**TASK ITEM**
Exactly those lines that run from the one containing "Give me the" through the last line of the entries below should be printed, and no others.

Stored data
----------------
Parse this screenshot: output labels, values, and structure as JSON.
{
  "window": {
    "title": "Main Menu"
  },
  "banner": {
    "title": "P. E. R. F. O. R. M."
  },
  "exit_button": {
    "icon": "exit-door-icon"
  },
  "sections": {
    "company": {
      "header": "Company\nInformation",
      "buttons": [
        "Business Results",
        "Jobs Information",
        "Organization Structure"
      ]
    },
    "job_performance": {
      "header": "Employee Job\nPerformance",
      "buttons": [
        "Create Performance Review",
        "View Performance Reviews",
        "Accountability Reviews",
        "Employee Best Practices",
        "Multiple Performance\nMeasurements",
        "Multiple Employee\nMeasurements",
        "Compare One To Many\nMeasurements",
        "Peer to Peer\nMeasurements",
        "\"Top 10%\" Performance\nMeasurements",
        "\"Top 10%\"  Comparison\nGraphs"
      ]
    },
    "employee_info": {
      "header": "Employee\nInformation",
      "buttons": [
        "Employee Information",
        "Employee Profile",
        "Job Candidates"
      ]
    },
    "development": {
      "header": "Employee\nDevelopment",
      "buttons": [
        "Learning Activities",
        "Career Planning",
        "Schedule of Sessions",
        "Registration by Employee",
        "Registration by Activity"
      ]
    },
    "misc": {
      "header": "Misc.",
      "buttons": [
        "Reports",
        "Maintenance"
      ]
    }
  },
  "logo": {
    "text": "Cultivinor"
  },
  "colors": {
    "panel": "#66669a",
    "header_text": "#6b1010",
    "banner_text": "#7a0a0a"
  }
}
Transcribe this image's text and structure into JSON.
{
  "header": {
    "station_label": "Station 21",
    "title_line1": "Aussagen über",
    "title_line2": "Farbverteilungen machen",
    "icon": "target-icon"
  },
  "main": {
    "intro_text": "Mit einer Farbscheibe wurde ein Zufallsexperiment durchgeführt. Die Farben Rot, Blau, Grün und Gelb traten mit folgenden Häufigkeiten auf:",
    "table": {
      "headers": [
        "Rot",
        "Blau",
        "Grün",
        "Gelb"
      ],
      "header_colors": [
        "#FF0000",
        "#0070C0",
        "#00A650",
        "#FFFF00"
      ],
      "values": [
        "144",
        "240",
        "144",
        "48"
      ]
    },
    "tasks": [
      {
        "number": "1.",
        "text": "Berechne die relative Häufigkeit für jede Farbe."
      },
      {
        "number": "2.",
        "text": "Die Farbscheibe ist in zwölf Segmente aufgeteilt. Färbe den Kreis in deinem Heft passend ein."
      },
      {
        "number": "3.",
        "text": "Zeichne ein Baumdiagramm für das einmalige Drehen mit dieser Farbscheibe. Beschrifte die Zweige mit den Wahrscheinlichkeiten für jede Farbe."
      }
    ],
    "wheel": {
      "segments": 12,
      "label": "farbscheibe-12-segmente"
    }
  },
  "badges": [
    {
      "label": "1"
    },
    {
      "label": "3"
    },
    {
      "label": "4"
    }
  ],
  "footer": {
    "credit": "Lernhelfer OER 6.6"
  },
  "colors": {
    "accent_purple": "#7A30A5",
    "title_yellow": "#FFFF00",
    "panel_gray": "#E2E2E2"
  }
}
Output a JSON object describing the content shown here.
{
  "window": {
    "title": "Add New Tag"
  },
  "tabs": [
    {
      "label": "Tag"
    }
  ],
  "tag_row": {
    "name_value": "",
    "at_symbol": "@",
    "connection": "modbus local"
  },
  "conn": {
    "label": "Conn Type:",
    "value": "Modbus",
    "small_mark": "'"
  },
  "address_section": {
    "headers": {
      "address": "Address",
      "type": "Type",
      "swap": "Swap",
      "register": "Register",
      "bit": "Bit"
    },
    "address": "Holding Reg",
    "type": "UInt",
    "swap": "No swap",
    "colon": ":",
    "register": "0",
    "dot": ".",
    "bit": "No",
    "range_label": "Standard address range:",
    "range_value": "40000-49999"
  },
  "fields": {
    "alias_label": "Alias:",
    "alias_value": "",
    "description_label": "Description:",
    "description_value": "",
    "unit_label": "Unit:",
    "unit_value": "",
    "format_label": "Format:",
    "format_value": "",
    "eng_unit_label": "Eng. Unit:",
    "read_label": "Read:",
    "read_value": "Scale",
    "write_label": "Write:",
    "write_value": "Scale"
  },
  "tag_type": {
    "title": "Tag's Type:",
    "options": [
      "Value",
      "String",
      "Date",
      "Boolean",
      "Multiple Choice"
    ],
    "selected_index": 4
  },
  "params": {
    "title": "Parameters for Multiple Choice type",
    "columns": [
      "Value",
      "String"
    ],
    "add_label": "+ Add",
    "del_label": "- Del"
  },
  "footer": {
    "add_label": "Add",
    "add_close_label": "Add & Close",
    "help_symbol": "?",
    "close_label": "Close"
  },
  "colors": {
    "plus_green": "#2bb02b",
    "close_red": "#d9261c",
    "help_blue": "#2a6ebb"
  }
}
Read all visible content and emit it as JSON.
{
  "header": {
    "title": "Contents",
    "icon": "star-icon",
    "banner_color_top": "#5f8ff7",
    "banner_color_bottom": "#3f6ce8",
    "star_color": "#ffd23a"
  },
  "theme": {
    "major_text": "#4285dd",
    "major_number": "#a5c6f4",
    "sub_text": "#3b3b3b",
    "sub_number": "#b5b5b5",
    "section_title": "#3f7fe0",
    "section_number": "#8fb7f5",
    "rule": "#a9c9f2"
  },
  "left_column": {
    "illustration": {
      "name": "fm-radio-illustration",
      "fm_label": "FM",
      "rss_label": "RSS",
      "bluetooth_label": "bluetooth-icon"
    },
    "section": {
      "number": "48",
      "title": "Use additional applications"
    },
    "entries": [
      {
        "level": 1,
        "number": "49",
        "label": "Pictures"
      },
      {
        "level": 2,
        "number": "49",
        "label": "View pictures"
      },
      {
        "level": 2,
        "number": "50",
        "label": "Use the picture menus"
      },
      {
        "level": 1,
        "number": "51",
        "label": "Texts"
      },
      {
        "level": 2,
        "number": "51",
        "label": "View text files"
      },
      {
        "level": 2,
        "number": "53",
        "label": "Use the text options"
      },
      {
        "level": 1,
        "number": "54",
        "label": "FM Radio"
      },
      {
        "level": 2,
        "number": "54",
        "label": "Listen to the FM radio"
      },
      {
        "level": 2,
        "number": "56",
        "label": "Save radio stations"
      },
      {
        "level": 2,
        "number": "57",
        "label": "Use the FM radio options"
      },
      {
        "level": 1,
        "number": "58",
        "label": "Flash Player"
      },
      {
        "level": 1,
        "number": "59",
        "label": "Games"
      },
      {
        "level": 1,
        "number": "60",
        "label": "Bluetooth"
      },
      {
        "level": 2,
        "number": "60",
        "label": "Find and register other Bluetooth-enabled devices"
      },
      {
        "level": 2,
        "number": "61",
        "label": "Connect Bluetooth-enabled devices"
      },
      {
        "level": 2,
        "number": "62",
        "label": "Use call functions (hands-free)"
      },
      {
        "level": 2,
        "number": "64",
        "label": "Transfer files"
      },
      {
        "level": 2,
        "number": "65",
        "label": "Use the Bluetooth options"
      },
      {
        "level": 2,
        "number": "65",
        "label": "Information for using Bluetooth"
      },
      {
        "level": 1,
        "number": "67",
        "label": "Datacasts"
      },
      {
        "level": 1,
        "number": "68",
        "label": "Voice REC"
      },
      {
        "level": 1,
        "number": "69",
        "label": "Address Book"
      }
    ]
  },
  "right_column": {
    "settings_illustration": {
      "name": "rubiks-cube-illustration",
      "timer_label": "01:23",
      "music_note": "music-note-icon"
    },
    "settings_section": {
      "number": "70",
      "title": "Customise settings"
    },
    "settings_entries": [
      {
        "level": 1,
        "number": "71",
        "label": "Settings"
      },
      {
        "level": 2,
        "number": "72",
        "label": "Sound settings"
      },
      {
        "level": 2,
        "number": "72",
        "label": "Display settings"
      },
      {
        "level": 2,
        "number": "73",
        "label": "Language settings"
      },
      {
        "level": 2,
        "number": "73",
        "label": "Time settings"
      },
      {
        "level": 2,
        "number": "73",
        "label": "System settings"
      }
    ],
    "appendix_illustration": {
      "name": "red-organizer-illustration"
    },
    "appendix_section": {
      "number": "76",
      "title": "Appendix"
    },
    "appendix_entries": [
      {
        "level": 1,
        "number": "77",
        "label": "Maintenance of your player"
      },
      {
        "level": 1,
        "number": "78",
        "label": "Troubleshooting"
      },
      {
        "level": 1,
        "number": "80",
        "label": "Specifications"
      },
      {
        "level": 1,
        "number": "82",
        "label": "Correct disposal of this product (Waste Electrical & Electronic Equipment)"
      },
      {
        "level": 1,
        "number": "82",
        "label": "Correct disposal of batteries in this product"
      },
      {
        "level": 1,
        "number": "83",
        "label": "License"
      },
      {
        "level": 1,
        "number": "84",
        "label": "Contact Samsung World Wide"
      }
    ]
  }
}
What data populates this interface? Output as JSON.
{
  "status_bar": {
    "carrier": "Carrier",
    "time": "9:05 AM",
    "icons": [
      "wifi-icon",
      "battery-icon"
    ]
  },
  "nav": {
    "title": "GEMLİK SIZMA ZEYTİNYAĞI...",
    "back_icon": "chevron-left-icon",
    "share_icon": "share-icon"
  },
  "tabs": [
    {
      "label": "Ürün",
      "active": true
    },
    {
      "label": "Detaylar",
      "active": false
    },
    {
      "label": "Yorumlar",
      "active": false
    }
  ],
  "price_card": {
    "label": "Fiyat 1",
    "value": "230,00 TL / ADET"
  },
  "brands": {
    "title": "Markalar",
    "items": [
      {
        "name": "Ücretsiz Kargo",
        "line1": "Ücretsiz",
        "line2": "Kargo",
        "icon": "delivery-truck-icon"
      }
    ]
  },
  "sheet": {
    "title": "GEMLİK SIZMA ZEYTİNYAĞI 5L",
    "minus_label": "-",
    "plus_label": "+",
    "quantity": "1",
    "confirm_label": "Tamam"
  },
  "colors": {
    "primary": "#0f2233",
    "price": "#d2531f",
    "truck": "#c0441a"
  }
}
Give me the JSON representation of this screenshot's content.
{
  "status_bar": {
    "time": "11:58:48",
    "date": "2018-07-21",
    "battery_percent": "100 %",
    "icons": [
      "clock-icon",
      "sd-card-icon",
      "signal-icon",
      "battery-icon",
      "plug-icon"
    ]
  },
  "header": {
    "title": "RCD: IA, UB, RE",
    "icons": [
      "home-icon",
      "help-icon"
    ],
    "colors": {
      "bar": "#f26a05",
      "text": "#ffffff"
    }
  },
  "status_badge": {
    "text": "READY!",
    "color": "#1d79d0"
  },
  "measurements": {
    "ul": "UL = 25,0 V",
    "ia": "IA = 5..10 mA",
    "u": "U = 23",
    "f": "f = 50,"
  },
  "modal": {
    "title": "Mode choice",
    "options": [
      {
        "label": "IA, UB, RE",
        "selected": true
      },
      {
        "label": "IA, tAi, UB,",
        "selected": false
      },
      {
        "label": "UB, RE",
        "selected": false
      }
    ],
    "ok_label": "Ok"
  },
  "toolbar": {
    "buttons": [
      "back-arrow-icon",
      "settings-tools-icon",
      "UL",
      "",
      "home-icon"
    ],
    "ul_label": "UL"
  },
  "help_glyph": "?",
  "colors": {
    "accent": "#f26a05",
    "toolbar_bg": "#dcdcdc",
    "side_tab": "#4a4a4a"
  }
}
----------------
**EXERCISE RESPONSE**
Give me the JSON representation of this screenshot's content.
{
  "status_bar": {
    "time": "11:58:48",
    "date": "2018-07-21",
    "battery_percent": "100 %",
    "icons": [
      "clock-icon",
      "sd-card-icon",
      "signal-icon",
      "battery-icon",
      "plug-icon"
    ]
  },
  "header": {
    "title": "RCD: IA, UB, RE",
    "icons": [
      "home-icon",
      "help-icon"
    ],
    "colors": {
      "bar": "#f26a05",
      "text": "#ffffff"
    }
  },
  "status_badge": {
    "text": "READY!",
    "color": "#1d79d0"
  },
  "measurements": {
    "ul": "UL = 25,0 V",
    "ia": "IA = 5..10 mA",
    "u": "U = 23",
    "f": "f = 50,"
  },
  "modal": {
    "title": "Mode choice",
    "options": [
      {
        "label": "IA, UB, RE",
        "selected": true
      },
      {
        "label": "IA, tAi, UB,",
        "selected": false
      },
      {
        "label": "UB, RE",
        "selected": false
      }
    ],
    "ok_label": "Ok"
  },
  "toolbar": {
    "buttons": [
      "back-arrow-icon",
      "settings-tools-icon",
      "UL",
      "",
      "home-icon"
    ],
    "ul_label": "UL"
  },
  "help_glyph": "?",
  "colors": {
    "accent": "#f26a05",
    "toolbar_bg": "#dcdcdc",
    "side_tab": "#4a4a4a"
  }
}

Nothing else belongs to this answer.